Judge Says Feds Can Access WikiLeaks-Related Twitter Accounts
A federal judge will allow investigators to see the Twitter messages of people tied to WikiLeaks.
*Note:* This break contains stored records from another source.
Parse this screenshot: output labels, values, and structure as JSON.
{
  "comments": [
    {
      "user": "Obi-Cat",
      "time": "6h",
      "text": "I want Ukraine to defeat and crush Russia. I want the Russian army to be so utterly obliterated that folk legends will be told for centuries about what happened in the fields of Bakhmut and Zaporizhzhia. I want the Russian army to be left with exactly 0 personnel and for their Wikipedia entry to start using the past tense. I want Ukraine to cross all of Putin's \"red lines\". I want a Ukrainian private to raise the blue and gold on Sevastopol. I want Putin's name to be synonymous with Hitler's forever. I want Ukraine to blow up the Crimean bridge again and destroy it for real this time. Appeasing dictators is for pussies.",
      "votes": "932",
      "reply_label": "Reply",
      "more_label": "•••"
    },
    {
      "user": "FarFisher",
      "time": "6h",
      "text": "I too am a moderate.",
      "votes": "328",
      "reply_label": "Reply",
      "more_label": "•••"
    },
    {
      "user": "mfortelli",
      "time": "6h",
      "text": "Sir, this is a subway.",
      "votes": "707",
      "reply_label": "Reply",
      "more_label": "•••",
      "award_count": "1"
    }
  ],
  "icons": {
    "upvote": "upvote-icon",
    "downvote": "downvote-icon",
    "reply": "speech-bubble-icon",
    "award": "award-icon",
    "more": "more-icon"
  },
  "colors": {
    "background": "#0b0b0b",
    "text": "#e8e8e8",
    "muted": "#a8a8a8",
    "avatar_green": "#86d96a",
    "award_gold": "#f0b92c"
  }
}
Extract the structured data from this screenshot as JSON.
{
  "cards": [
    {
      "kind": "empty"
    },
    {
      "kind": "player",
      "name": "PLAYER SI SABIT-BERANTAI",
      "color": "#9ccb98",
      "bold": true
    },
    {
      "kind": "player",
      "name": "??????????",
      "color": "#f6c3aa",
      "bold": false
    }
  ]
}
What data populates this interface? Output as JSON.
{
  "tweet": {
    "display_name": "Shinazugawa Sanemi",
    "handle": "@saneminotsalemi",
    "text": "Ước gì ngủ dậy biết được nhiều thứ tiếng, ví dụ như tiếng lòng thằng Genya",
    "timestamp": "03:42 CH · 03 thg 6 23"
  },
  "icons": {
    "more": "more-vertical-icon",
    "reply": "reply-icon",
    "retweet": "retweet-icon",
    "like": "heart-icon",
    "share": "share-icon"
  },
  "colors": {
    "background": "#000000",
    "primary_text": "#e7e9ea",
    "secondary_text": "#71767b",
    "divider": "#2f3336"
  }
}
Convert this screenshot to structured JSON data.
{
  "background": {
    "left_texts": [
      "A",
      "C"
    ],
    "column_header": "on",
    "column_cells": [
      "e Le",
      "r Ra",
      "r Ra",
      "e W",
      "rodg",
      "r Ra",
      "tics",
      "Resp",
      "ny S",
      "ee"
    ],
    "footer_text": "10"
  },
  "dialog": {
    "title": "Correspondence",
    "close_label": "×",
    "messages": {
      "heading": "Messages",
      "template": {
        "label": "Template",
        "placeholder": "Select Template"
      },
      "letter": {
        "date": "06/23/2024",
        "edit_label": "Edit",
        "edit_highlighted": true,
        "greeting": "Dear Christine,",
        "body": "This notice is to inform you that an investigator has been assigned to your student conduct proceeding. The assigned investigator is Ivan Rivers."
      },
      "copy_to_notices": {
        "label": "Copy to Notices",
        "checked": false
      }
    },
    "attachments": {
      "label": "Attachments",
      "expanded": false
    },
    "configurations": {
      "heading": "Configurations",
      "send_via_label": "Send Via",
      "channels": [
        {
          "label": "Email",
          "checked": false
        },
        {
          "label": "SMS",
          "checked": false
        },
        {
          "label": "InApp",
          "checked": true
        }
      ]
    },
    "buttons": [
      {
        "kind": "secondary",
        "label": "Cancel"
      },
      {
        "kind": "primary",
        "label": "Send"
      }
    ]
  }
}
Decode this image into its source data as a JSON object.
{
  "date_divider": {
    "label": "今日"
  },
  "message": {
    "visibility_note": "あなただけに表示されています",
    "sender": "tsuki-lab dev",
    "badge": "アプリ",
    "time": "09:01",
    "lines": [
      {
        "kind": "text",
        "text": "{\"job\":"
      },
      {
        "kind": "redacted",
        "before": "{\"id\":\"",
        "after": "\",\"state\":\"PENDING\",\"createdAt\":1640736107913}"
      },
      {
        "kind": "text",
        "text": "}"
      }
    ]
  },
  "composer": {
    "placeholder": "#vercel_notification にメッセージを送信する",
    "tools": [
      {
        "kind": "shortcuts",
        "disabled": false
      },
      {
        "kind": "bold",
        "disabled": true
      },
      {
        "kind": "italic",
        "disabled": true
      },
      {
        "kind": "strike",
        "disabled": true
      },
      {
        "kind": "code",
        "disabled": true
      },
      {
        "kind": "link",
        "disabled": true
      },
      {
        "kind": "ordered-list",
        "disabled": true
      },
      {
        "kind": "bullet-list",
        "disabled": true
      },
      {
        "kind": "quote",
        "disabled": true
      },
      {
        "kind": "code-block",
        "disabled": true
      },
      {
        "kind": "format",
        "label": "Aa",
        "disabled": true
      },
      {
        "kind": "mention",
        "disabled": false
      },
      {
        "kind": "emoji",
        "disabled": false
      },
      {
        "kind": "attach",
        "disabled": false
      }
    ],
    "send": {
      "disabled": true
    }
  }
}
In an opinion issued today in the U.S. District Court for the Eastern District of Virginia, U.S. Magistrate Judge Theresa Buchanan ruled against a motion that would have kept the U.S. Department of Justice out the Twitter accounts of three people who were allegedly involved in the WikiLeaks affair.
The accounts in question belong to Birgitta Jónsdóttir, an Icelandic lawmaker who assisted with WikiLeaks’ release of a U.S. military video that had been classified; Jacob Applebaum, a WikiLeaks volunteer based in Seattle; and Rop Gonggrijp, a Dutch citizen who is co-founder of the Internet service provider XS4ALL.
The U.S. Attorney for the Eastern District of Virginia had filed an order in December seeking IP address and other Twitter account information relating to several users connected to WikiLeaks, including its head, Julian Assange.
Buchanan turned away arguments by the American Civil Liberties Union, the Electronic Frontier Foundation and private attorneys saying that the privacy of their accounts were protected by established federal law and the First Amendment and Fourth Amendment.
Twitter account holders have “no Fourth Amendment privacy interest in their IP addresses,” Buchanan said, and federal privacy law was not relevant because prosecutors weren’t seeking the contents of the communications and, aside from direct messages, their tweets are public already anyway.
Twitter said in a statement that its policy is “designed to allow users to defend their own rights,” and that it will “let the judicial process run its course.” An appeal to a higher court is expected.
This case emerged in January, when Twitter notified several users that federal prosecutors had obtained a court order for their account information.